JPMorgan reported a lower than expected quarterly profit as a slump in bond trading outweighed gains from higher interest rates and loan growth.
Shares of the largest US bank by assets fell 3 per cent in early trading as the lender posted declines in revenue in three of its four main businesses in the fourth quarter.
Overall adjusted fixed income trading revenue fell 18 per cent as investors fled commodities and credit trading markets due to spikes in volatility toward the end of 2018.
Citigroup also cited the same reason for its sharp drop in fixed income revenue on Monday.
Trading desks at banks have been shaken by global growth concerns and the ongoing trade war between the United States and China, with bank stocks underperforming the S&P 500 index in 2018 by 13 per cent.

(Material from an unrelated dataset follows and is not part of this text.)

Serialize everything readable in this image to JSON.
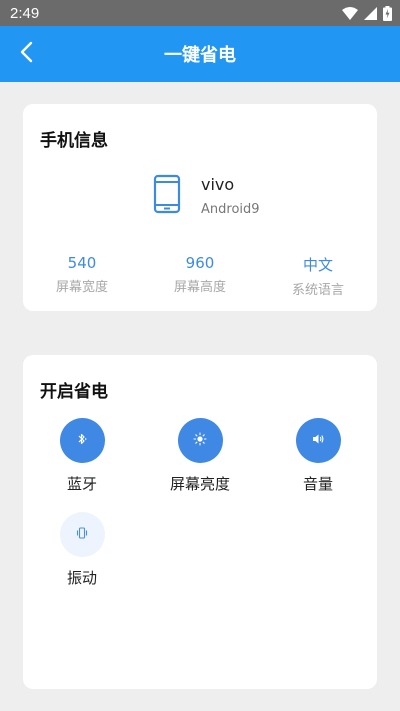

"As we head into 2019, we urge our country's leaders to strike a collaborative, constructive tone, which would reinforce already-strong consumer and business sentiment," chief executive Jamie Dimon said.
JPMorgan's profit also took a hit from a 6 per cent rise in expenses as it invested in technology, marketing and real estate.
The bank's net income rose 67 per cent to $7.07 billion, or $1.98 per share, from a year ago when it took a one-time charge due to the US tax reform. It, however, missed analysts' average estimate of $2.20 per share, according to IBES data from Refinitiv.
Net interest income rose 9 per cent to $14.5bn, helped by higher interest rates in 2018.
The bank's average core loan book rose 6 per cent compared with the year-earlier quarter.
Revenue rose 4.1 percent to $26.8bn, just shy of analysts' average expectation of $26.83bn.